Crowne Plaza was officially named as the hotel chain for Project Jackson, but it could be awhile before we hear any more announcements.

Developers say they are waiting till a third reading, so tenants feel assured the project really is moving forward.


January 19, 2017:

Brett Brannon and Bob Pettit, two North Augusta mayoral candidates, both talk about the importance of the next couple of years for North Augusta after Project Jackson starts coming online.

Pettit says Project Jackson construction will be one of the biggest roles for mayor over the next couple years. Brannon says he is cautiously optimistic about the project and says if done right it could be huge.


January 25, 2017:

Excavation begins on the Project Jackson site. The older brick buildings that used to stand on the property are gone now. The city says the construction group is working on clearing the site and other infrastructure work in preparation to start work on the stadium once final approval is voted on.


January 30, 2017:

Four years later, North Augusta is saying play ball for Project Jackson and development on the riverfront. North Augusta city council approves final reading for Project Jackson.


January 30, 2017:

Four years later, North Augusta is saying play ball for Project Jackson and development on the riverfront. North Augusta city council approves final reading for Project Jackson. With the Master Development Agreement approved, construction on the stadium and the apartments are next up to bat.


March 27, 2017:

A birdseye view of Project Jackson shows that crews started digging down to form the outline of a new baseball stadium. We're still waiting for the specific businesses to be announced, but Todd Glover says all the developers are in position, four of them in all. Greenstone handling the left field building, office building and retail and restaurant space. Ackerman Greestone is the hotel developer, LIV Development is the apartment developer and another developer yet to be named is over the senior housing facility.


April 13, 2017:

It's the end of an era at Lake Olmstead Stadium. The Augusta Greenjackets hold their last home opener, they will relocate to North Augusta for the 2018 season.


April 17, 2017:

Funding for Project Jackson is coming along slowly. Construction keeps moving along for North Augusta's field of dreams and people are anxiously waiting. Most of the construction focuses around the ballpark, which has a deadline of next April for opening day. But right now the city is only giving out a little money at a time for work.

"To this point we've been taking the stadium contract in pieces, so we would authorize and then the next piece so this was the third authorization," North Augusta City Administrator Todd Glover said.

The city says they are still on budget and work is on track, but this is not the way funding will continue.


May 5, 2017:

New North Augusta Mayor Bob Pettit talks Project Jackson.

"It really becomes a destination and that's going to be my focus, the ball stadium is certainly a major part of it, but it's really the rest of the development that's going to make a destination for people," he said.


May 16, 2017:

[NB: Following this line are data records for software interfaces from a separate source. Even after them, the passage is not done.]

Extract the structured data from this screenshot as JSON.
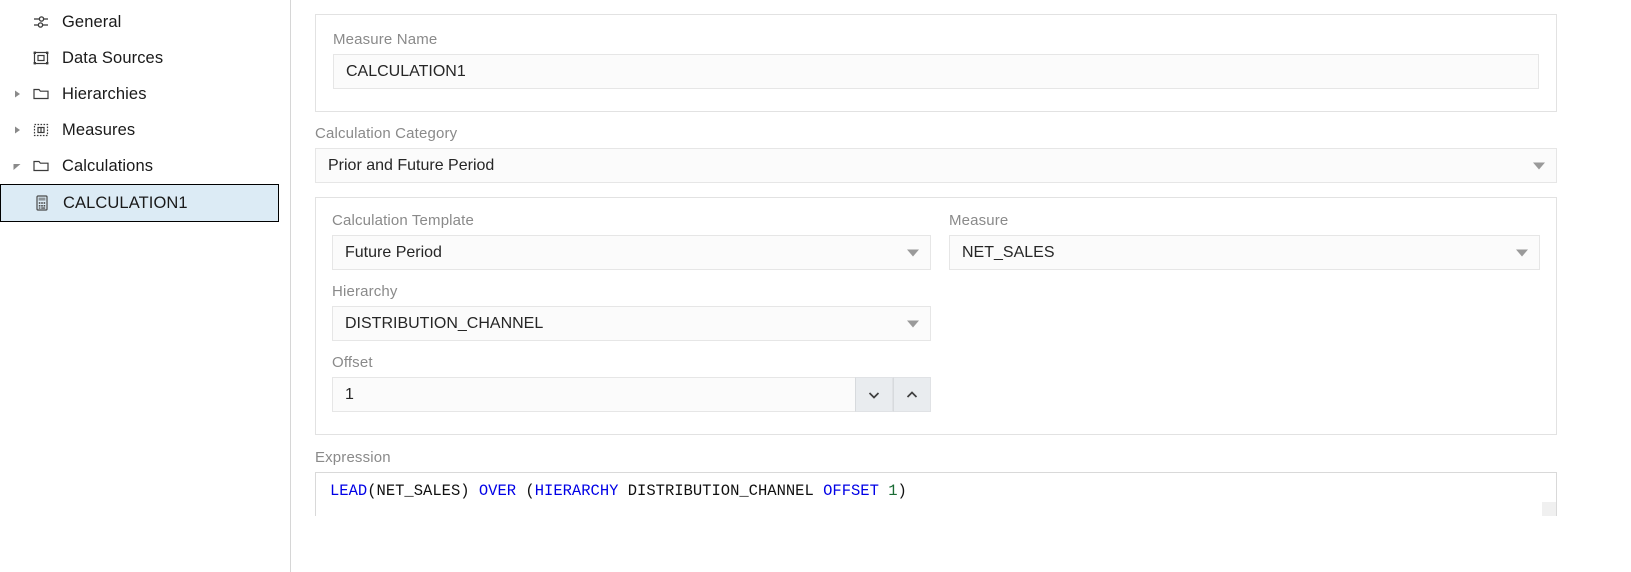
{
  "sidebar": {
    "items": [
      {
        "label": "General",
        "icon": "sliders-icon",
        "twisty": "none",
        "indent": 0,
        "selected": false
      },
      {
        "label": "Data Sources",
        "icon": "datasource-icon",
        "twisty": "none",
        "indent": 0,
        "selected": false
      },
      {
        "label": "Hierarchies",
        "icon": "folder-icon",
        "twisty": "collapsed",
        "indent": 0,
        "selected": false
      },
      {
        "label": "Measures",
        "icon": "measure-icon",
        "twisty": "collapsed",
        "indent": 0,
        "selected": false
      },
      {
        "label": "Calculations",
        "icon": "folder-icon",
        "twisty": "expanded",
        "indent": 0,
        "selected": false
      },
      {
        "label": "CALCULATION1",
        "icon": "calculator-icon",
        "twisty": "none",
        "indent": 1,
        "selected": true
      }
    ]
  },
  "form": {
    "measure_name": {
      "label": "Measure Name",
      "value": "CALCULATION1"
    },
    "calculation_category": {
      "label": "Calculation Category",
      "value": "Prior and Future Period"
    },
    "calculation_template": {
      "label": "Calculation Template",
      "value": "Future Period"
    },
    "measure": {
      "label": "Measure",
      "value": "NET_SALES"
    },
    "hierarchy": {
      "label": "Hierarchy",
      "value": "DISTRIBUTION_CHANNEL"
    },
    "offset": {
      "label": "Offset",
      "value": "1",
      "decrement_icon": "chevron-down-icon",
      "increment_icon": "chevron-up-icon"
    },
    "expression": {
      "label": "Expression",
      "text": "LEAD(NET_SALES) OVER (HIERARCHY DISTRIBUTION_CHANNEL OFFSET 1)",
      "tokens": [
        {
          "t": "LEAD",
          "k": "kw"
        },
        {
          "t": "(",
          "k": "pun"
        },
        {
          "t": "NET_SALES",
          "k": "id"
        },
        {
          "t": ")",
          "k": "pun"
        },
        {
          "t": " ",
          "k": "pun"
        },
        {
          "t": "OVER",
          "k": "kw"
        },
        {
          "t": " ",
          "k": "pun"
        },
        {
          "t": "(",
          "k": "pun"
        },
        {
          "t": "HIERARCHY",
          "k": "kw"
        },
        {
          "t": " ",
          "k": "pun"
        },
        {
          "t": "DISTRIBUTION_CHANNEL",
          "k": "id"
        },
        {
          "t": " ",
          "k": "pun"
        },
        {
          "t": "OFFSET",
          "k": "kw"
        },
        {
          "t": " ",
          "k": "pun"
        },
        {
          "t": "1",
          "k": "num"
        },
        {
          "t": ")",
          "k": "pun"
        }
      ]
    }
  },
  "colors": {
    "selection_bg": "#dcebf5",
    "keyword": "#0000e6",
    "number": "#1a6b34",
    "label_gray": "#8a8a8a",
    "field_bg": "#fbfbfb"
  }
}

North Augusta leaders close on bonds, Project Jackson to move forward. "A lot of people were sitting back and waiting on those bonds to be issued and even in the two weeks since we've done that a lot has happened," Glover said.

Now with the city's $69.4 million investment, the stadium, apartments and now a fully financed hotel can get to work. Some people are still in a wait and see mode with Project Jackson though.


May 25, 2017:

The City of North Augusta breaks ground on the new GreenJackets baseball field.

MiLB President Pat O'Connor says this will be a destination for the region.

Schoen says this stadium will be a top 5 ballpark in minor league baseball.


July 4, 2017:

In a season full of lasts for the Augusta GreenJakcets, the

at Lake Olmstead Stadium is bittersweet.


July 20, 2017:

Project Jackson is pushing forward at the future North Augusta Ballpark. But it's what's popping up behind the progress that's drawing attention. Originally designed with the historic hotel in mind,

leaves more to be desired for some.